■ **WHAT IS EXPECTED**
Lines that contain the string "kicevo" are the ones to list; copy all of them from the records.

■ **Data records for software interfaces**
+===+
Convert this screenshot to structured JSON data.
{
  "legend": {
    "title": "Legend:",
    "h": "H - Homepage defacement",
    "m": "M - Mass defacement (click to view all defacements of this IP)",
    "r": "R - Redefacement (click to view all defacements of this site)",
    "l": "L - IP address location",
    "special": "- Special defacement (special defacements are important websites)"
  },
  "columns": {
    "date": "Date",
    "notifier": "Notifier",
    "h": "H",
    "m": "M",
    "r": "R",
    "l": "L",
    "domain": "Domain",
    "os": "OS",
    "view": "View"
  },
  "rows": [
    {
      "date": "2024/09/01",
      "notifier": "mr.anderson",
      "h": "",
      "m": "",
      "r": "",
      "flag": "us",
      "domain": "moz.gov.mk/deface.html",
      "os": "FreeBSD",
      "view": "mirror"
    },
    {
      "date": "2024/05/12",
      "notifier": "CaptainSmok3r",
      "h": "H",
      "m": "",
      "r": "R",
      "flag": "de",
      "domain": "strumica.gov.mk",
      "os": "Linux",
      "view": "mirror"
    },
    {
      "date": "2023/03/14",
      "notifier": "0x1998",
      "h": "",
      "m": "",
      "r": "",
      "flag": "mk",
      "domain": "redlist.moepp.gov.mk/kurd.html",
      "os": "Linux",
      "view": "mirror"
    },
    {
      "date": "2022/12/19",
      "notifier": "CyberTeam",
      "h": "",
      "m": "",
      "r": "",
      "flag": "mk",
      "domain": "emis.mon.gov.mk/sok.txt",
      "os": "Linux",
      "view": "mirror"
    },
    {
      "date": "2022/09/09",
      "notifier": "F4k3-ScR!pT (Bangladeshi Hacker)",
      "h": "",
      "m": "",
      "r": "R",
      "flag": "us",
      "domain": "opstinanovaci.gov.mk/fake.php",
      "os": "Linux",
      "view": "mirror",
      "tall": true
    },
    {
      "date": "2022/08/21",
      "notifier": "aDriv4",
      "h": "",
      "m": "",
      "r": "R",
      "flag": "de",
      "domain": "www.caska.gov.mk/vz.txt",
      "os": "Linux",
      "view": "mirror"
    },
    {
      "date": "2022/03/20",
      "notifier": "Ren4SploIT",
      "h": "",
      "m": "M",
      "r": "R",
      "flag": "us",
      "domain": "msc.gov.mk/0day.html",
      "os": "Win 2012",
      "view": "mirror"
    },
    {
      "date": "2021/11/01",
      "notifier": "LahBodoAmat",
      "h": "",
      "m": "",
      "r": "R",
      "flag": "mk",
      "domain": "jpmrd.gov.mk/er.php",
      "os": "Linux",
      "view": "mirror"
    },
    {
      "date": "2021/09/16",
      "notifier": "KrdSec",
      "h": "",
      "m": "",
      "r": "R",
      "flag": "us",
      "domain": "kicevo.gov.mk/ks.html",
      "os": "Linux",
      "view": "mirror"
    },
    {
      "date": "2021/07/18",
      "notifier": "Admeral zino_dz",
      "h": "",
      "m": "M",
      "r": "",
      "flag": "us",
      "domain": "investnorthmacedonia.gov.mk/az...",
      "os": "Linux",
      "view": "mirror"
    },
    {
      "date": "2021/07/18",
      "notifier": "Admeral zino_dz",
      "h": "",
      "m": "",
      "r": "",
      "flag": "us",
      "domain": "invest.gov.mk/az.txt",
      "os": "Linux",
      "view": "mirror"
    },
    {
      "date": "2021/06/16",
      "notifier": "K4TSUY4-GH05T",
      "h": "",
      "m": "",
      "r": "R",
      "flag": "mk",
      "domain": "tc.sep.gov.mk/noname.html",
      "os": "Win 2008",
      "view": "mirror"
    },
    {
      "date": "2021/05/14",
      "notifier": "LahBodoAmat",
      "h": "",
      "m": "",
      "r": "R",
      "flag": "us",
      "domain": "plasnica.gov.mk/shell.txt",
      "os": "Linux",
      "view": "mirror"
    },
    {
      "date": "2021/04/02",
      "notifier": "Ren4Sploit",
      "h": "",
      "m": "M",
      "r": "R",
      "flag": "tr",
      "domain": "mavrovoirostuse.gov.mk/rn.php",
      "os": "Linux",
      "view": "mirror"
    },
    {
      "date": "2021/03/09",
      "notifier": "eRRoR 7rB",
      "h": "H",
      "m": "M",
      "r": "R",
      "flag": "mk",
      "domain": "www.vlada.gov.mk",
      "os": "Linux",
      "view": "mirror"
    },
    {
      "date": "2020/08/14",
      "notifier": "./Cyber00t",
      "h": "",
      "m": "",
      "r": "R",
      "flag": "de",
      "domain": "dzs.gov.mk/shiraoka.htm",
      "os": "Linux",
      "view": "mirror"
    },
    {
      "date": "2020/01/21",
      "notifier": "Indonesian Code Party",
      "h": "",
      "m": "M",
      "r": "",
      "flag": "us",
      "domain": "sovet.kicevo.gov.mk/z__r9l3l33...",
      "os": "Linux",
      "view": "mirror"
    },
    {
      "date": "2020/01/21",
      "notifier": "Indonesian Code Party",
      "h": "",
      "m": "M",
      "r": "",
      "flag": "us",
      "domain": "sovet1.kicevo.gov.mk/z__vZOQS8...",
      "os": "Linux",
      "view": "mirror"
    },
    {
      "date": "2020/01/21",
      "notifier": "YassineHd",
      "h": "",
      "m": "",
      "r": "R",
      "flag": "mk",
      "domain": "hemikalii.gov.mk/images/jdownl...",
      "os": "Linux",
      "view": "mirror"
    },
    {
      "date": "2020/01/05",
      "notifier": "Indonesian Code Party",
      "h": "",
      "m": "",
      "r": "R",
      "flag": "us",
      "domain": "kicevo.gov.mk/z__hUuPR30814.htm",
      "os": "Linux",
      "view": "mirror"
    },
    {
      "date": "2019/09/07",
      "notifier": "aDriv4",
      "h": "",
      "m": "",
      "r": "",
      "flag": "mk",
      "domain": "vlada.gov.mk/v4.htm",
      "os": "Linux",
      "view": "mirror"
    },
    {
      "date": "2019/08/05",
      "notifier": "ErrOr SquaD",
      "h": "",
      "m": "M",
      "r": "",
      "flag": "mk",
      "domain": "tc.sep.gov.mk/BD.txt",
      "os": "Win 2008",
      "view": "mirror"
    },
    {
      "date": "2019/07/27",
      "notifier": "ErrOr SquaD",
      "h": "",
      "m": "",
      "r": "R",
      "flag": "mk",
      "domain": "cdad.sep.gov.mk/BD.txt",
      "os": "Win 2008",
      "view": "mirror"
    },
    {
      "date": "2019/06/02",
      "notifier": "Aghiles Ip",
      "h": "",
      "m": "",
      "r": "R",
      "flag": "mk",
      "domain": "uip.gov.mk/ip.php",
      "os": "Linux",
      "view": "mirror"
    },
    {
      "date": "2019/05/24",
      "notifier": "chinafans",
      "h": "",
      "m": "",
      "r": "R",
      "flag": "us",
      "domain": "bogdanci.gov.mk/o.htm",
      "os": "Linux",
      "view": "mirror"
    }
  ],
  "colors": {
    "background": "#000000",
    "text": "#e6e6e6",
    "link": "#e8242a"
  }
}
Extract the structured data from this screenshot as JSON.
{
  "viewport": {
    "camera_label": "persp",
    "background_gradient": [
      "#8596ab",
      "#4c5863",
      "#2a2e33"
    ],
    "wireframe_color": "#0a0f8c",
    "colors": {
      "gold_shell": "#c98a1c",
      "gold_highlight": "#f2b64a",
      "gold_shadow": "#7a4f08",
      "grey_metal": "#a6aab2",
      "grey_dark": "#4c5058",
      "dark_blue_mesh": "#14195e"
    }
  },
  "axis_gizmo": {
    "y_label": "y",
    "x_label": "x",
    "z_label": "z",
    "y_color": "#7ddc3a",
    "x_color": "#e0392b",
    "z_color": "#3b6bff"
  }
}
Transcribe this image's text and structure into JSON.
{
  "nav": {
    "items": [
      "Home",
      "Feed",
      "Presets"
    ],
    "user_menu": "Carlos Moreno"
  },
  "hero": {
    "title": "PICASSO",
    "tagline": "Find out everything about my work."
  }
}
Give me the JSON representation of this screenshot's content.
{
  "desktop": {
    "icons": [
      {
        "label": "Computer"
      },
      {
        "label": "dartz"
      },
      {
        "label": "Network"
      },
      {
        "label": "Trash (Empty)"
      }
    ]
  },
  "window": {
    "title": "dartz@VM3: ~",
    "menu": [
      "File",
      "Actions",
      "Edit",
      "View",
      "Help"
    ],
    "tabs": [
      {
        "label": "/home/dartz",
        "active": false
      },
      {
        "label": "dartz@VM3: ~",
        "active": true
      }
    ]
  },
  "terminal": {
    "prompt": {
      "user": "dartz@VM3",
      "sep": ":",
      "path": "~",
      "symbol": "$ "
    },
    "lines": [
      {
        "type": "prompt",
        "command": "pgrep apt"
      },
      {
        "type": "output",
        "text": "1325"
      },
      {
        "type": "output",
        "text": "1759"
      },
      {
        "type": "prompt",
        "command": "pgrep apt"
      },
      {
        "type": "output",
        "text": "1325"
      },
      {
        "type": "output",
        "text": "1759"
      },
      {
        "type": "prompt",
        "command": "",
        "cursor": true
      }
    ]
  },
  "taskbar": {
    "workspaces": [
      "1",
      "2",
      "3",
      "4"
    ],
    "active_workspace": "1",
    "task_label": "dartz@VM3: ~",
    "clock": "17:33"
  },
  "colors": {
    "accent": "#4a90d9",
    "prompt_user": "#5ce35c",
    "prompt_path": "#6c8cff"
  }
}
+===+
■ **EXERCISE RESPONSE**
      "domain": "kicevo.gov.mk/ks.html",
      "domain": "sovet.kicevo.gov.mk/z__r9l3l33...",
      "domain": "sovet1.kicevo.gov.mk/z__vZOQS8...",
      "domain": "kicevo.gov.mk/z__hUuPR30814.htm",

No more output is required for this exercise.